SEOUL–Business leaders of Japan and South Korea on July 4 called for an early resumption of visa-free exchanges in their first meeting here in three years after pandemic-related travel restrictions were eased.
Japan’s Keidanren (Japan Business Federation) and South Korea’s Federation of Korean Industries (FKI) also urged a summit of the political leaders of the two countries be held.
“It is essential for Japan and South Korea to build friendly and stable relations in politics and diplomacy to expand their economic and human exchanges,” said Masakazu Tokura, Keidanren chairman, at the beginning of the session.
“We are strongly hoping that a dialogue between the Japanese prime minister and the South Korean president, as well as Cabinet members, can restart soon.”
Their meeting followed signs of a thaw in the frosty ties between Tokyo and Seoul after Yoon Suk-yeol took office in May as president of South Korea.
Huh Chang-soo, chairman of the FKI, concurred, expressing hopes for repairing the troubled bilateral relations of recent years through talks between Yoon and Japanese Prime Minister Fumio Kishida.
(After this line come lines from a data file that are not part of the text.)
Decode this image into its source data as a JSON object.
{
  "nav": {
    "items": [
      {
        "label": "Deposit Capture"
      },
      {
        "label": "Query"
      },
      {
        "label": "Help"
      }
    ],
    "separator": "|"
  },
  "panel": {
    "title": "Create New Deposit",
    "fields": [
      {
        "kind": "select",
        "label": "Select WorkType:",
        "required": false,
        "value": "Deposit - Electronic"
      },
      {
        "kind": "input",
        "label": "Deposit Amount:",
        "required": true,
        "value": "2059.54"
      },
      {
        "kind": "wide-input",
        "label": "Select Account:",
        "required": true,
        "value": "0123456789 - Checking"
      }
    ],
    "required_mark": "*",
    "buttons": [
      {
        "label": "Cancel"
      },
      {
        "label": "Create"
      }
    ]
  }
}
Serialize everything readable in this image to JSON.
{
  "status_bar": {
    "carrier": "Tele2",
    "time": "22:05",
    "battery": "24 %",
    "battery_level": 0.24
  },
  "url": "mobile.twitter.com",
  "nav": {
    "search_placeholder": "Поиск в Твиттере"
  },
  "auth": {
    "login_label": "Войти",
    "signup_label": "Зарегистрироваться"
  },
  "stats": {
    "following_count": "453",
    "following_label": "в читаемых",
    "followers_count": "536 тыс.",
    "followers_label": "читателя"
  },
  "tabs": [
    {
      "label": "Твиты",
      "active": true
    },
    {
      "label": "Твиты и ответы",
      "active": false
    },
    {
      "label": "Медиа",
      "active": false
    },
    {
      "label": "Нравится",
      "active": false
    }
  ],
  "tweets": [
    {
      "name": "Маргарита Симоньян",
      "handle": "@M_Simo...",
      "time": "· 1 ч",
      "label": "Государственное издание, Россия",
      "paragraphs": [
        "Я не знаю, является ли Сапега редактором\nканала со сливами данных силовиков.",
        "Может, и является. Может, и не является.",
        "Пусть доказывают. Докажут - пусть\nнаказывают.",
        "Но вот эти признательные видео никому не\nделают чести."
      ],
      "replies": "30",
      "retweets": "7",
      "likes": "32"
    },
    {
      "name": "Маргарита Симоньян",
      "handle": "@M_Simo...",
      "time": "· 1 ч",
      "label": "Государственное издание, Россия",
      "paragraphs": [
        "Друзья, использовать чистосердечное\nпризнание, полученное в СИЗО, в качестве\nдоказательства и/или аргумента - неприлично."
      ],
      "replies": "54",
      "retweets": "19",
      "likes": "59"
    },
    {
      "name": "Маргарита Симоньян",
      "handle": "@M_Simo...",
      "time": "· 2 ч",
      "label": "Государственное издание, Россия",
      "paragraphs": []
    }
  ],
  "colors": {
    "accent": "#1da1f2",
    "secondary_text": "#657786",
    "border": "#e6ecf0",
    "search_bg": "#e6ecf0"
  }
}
“The two countries are rivals competing fiercely in the global market, but there still is plenty of room for cooperation,” Huh said. “We expect a summit to be held soon to resolve bilateral economic challenges, including abolishing export restrictions and reinstating the currency swap agreement.”
After the meeting, the organizations issued a joint statement calling for promptly reinstating the visa-free program to promote exchanges in the private sector.
In the afternoon of that day, Tokura paid a courtesy call to Yoon.
“I felt the president’s strong enthusiasm to mend his country’s relations with Japan,” he told reporters later.
The South Korean presidential office quoted Yoon as telling the Keidanren chairman that both governments must work together to find a solution to outstanding questions.
Statistics by the Japanese and South Korean governments showed that visitors to each other’s country totaled about 10.5 million in 2018.
But the figure plunged to about 34,000 in 2021 due to the novel coronavirus pandemic.
Japan and South Korea have eased travel restrictions since this spring with the decline in case numbers.
In June, the South Korean government began issuing tourist visas and resumed key flights between Haneda Airport in Tokyo and Gimpo Airport in Seoul.
(This article was written by Kiyohide Inada in Seoul and Takehiro Tomoda in Tokyo.)